Company floats design ideas for future pool
When the city of Russell decided it needed a new pool, it went all out.
In place of the 50-year-old oblong pool with shallow and deep ends, the city installed a 324,000 gallon pool with two water slides, a beach-like entrance into the water, and plenty of toys, like a mushroom that "rains" and a water-spraying fountain.
"Our attendance probably quadrupled," said Arlyn Unrein, Russell public works director.
The west-central Kansas town of about 4,700 people built a pool that has caught the eye of the city of Eudora. Representatives of CAS Construction of Topeka, which built Russell's pool, spoke about the project. Their work interested Eudora City Council members at the Nov. 13 meeting. A representative from Larkin, another pool company, also made a presentation.
The Russell pool cost about $1.4 million, which included some materials like the water slides, which the city provided, Unrein said. Russell kept the pool in the same location, allowing the city to pay for the project with general obligation bonds.
"We've had nothing but compliments," Unrein said.
In addition to amenities like raining mushrooms and water slides, Russell was also able to make the pool and shower facilities handicap accessible. Changing area restrooms with exterior access allow citizens using the tennis courts across the street to use them, and a family changing room lets parents and caregivers keep an eye on children of both sexes while prepping for the pool.

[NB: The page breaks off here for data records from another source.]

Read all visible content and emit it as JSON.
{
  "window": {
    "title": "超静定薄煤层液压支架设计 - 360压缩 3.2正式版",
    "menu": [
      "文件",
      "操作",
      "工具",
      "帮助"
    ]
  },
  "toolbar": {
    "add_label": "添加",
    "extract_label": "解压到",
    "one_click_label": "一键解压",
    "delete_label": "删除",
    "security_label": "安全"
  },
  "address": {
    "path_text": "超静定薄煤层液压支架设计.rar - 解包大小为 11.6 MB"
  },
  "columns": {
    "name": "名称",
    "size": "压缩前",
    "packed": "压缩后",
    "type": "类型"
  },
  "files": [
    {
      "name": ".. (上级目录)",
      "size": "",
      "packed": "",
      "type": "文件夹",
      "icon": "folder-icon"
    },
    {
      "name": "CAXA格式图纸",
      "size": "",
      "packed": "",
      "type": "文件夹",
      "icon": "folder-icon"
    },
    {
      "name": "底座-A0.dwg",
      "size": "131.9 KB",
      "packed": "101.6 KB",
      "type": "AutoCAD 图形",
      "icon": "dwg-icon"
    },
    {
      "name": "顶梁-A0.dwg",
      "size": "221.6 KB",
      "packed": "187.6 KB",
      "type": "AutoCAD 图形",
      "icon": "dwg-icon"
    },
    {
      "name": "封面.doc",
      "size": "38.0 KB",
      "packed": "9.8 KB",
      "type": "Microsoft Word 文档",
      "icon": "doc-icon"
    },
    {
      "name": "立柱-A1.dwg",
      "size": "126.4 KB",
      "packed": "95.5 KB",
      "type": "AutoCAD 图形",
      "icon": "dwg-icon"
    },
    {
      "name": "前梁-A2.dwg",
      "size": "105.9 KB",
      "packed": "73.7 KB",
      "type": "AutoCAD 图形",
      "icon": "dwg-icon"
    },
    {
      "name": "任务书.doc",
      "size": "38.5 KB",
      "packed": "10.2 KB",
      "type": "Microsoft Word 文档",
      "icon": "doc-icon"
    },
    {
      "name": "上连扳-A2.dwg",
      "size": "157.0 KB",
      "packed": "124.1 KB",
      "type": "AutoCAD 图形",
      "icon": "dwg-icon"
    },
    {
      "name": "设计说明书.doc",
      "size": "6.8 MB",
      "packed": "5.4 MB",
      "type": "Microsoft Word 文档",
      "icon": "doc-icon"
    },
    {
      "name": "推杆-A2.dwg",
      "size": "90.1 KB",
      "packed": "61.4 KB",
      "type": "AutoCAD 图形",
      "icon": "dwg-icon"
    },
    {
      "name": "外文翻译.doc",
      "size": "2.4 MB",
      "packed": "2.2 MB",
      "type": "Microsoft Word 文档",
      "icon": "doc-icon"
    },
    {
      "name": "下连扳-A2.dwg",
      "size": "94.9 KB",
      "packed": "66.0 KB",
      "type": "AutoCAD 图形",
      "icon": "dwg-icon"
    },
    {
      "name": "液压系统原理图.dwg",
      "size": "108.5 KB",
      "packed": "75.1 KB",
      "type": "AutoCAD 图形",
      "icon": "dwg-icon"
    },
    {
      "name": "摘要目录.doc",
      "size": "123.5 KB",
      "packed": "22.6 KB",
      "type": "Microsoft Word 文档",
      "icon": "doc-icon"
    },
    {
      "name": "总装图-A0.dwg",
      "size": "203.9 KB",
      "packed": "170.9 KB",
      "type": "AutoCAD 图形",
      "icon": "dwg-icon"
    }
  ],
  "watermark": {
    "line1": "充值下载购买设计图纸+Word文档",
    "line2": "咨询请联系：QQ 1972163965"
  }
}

"What we did is we formed a committee of council members and the public to review what we wanted in the pool so it wasn't one person making all the decisions," Unrein said.
The amenities Russell chose for its pool have become commonplace, said Bill Stanhope, a representative of Patio, Pool and Fireside who spoke at the Nov. 13 Eudora city council meeting.
"People tend to go play in a pool," Stanhope said. "They don't swim in a pool."
The recent trend in pools is for cities to want all types of fancy features.
"That's why we've moved away from 'baby pools,'" said CAS representative Linell Stanhope. "Adults lay in the shallow water."
That's one of the aspects that makes zero-entry a desirable feature. Zero entry means swimmers enter the pool by walking down a ramp that gradually enters deeper water.
Linell Stanhope said another important consideration was making the pool look attractive when not in use, as Russell did by avoiding chain-link fences and providing cabana-like shade areas.
Larkin representative Tim Spiker showed mock-ups of possible pool designs and told the council what the city needed to do to keep the existing pool in tip-top shape until emulating a pool like Russell's is possible.
The designs Spiker showed would cost about $150 per square foot to construct, with a total cost around $1.4 million.
Both Spiker and Linell Stanhope discussed using the design-build process. Unrein experienced a modified design-build method in Russell.
"You don't have a professional to draw a set of plans two inches thick," Unrein said. "We did sketches and said, 'This is what we want.'"